Quote of note: "Although the court has gone into great detail analyzing why this evidence fails to meet the plaintiffs' burden of production, the analysis boils down to this: the financial reports and other documents and testimony cited simply do not establish that the defendants ignored relevant information when reaffirming and revising Baxter's financial commitments. Moreover, the commitments were in line with previous years' commitments, which Baxter had met for eight straight years. Although the plaintiffs have identified financial challenges that Baxter faced during 2002, the mere existence of financial challenges does not establish that sales growth is unachievable."
The U.S. Court of Appeals for the Third Circuit has issued two interesting decisions.

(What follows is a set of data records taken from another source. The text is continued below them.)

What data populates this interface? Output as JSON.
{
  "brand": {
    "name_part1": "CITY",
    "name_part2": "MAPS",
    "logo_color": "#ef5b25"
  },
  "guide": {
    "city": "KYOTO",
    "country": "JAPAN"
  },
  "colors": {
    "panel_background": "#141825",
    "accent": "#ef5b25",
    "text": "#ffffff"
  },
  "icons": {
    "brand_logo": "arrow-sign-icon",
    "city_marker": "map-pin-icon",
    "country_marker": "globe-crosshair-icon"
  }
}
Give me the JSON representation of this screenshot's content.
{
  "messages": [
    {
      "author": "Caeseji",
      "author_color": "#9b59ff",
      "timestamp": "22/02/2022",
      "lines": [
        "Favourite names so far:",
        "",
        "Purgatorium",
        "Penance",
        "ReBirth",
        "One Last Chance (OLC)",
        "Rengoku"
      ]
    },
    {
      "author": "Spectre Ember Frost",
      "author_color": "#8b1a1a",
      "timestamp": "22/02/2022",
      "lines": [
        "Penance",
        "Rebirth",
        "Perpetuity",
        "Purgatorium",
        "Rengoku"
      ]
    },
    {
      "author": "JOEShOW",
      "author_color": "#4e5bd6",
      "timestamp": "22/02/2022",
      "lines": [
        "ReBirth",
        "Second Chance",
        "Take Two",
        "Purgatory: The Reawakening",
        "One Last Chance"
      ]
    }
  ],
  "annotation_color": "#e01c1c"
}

(1) The Securities Litigation Uniform Standards Act of 1998 ("SLUSA") pre-empts certain class actions based upon state law that allege a misrepresentation in connection with the purchase or sale of nationally traded securities. In In re Lord Abbett Mutual Funds Fee Litig., 2009 WL 117002 (3rd Cir. Jan. 20, 2009), the court considered whether Congress intended SLUSA to pre-empt the entire case or just the offending state-law claim(s). The court found that that nothing in the language or legislative history of SLUSA "mandate[s] dismissal of an action in its entirety where the action includes only some pre-empted claims." Moreover, interpreting SLUSA in this manner would have little practical effect: "plaintiffs could simply bring two or more actions in order to avoid having all of their claims dismissed - one action with the potentially pre-empted state law claims and one or more with the remaining claims."
(2) In Alaska Electrical Pension Fund v. Pharmacia Corp., 2009 WL 213095 (3rd Cir. Jan. 30, 2009), the court had an opportunity to apply its Merck decision on inquiry notice and the statute of limitations. The court found that "investors are not put on inquiry notice of fraud when, in the context of this case, an apparently legitimate scientific dispute arises between the FDA and a pharmaceutical company." Instead, to find the existence of inquiry notice the court required "some reason to suspect that defendants did not genuinely believe the accuracy of their statements."
A few items of interest from around the web.
(1) Securities Docket has a guest column on group litigation in the United Kingdom and how it contrasts to the U.S. system.
(2) The D&O Diary has an analysis of 2008 securities class actions against life sciences companies.
(3) The New York Law Journal has a column (subscrip. req'd) on the Second Circuit's recent decision holding that an investment advisor does not have standing to bring a securities case in a representative capacity on behalf of its clients. The decision is W.R. Huff Asset Management Co. LLC v. Deloitte & Touche LLP, 549 F.3d 100 (2d Cir. 2008) and the author notes that its reasoning is applicable to the selection of lead plaintiffs in securities class actions.